Try Now
+31 (0)70 31 84 404
Twitter: @H5mag
Abygail Geurts
Publication date
24 November 2015

Scroll in Style with Custom Scrollbars

It is now possible to style the scrollbars in a magazine. This was not an easy feat, as most browsers do not allow native scrollbars to be styled and each browser treats scrollbars differently.

Magazines built with H5mag have the capability to be viewed on many devices with many different screen sizes. We make sure that a certain area of our content is always visible, while there is adjustable extra room around the content, which we call the artboard bleed. This allows for a full screen experience on almost all browsers and devices, without getting a letterbox effect.

Missing content

Those bleeds will not be visible on some devices. That should not be a problem normally, because the content area will be visible at all times. But what if our content is too much for the screen and has to scroll? The default scrollbars for all browsers are positioned on the right of the viewport (when the display language flows left to right). Cutting that part off because that room is reserved as bleed also cuts of our scrollbar! This is not very user friendly, becauses sometimes it is not obvious that the page can be scrolled.

Unfortunately, using CSS to target the native scrollbars to always stay visible is not possible. Not all browsers support native scrollbar styling, and of those that do, positioning the scrollbars is not possible.

jScrollPane to the rescue...?

So we had to find a custom scrollbar. Over the last weeks, we have tried integrating a custom scrollbar called jScrollPane. We've used this before with great success for one of our clients, for a piece of custom scripting to create a navigational element.

However, using it for all scrollable elements within H5mag  was creating some serious problems. It uses absolute positioning so hardware acceleration of scrolling is disabled, causing a jerky effect. In Safari 9 the content would spontaenously scroll back up after scrolling down. And let's not talk about Internet Explorer. So, we needed a different scrollbar.

The main problem with jScrollPane was that is was trying to mimic the default behaviour of scrollbars. As each operating system and sometimes even each browser handles certain details of scrolling differently, the fake scrolling was unable to mimic everything correctly.

The solution

Remember the problem we started out with, that the scrollbars are displayed off-screen? Sometimes the solution is staring you right in the face. Instead of replacing the actual scrollbars, just hide them!
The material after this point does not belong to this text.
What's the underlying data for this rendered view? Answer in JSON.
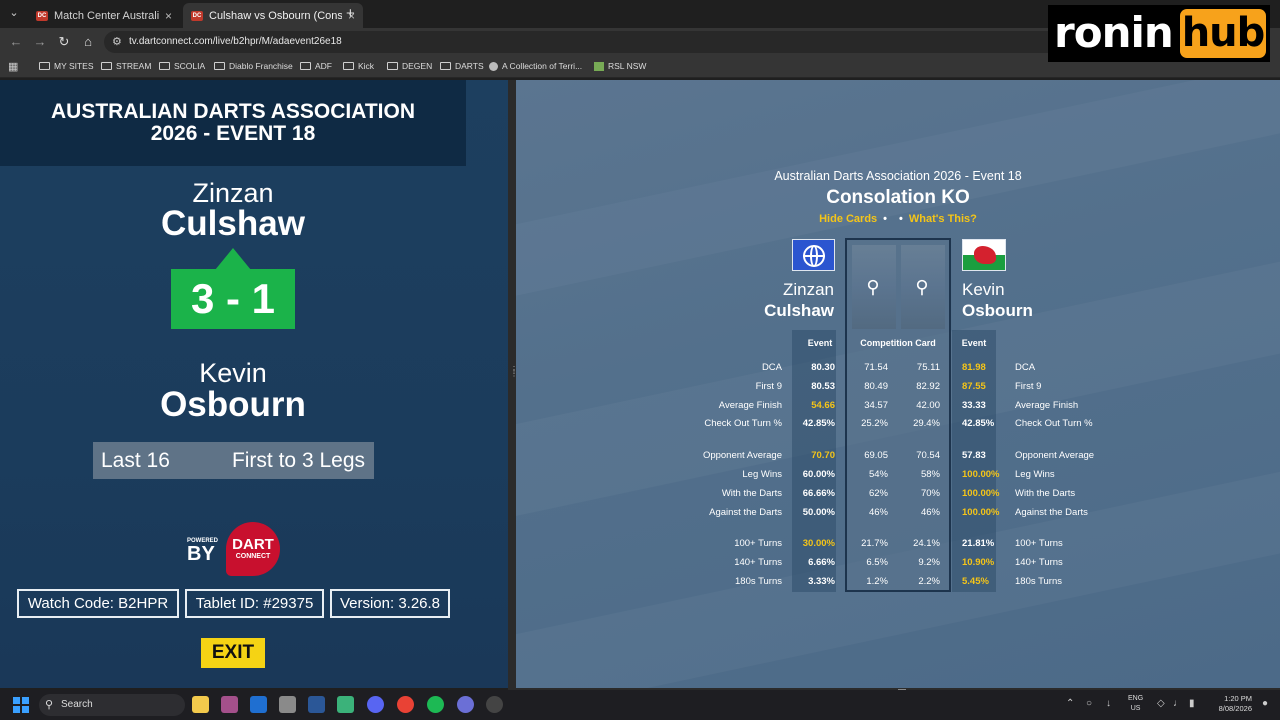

Doing that keeps all the default operation of the scrollbar. It also removes the need for updating DOM-elements to simulate a scroll — the element is still scrolling natively. The only thing that needs to be updated is the drag handle of the scrollbar. Much simpler and smoother than repositioning the content of the scrollable element using absolute positioning.

So we went ahead and built a version that works for all magazines. It's now available for all users. We've also wrapped it up as a jQuery plugin. You can find that on my GitHub page.

How it works...

The basic trick of the new scrollbar is to wrap all content inside the scrollable area in a new container, which we position to be slightly wider than the original area. By making the content outside the original area hidden, we can hide our scrollbar! The scrolling still works of course, because the new container is still scrollable.

To make sure users still see the scroll capability, we add a custom scrollbar track and drag handle. The drag handle is then positioned so that its size and position reflect the visible area on the screen. After that, add some event handlers to make sure the position is updated on scroll and correct the scroll position of the area when the track is clicked or the drag handle is dragged.

Styling your own magazine scrollbars

Styled scrollbars are now available in all newly created magazines. The scrollbars will match the theme of the navigation bar. As a nifty iOS-esque detail, the scrollbars fade out when you're not scrolling — giving your content and design full focus. If you want to go further, you can use CSS to create your own unique scrollbar style.

To check out the scrollbars in action, just visit one of our magazines!

Return to blog overview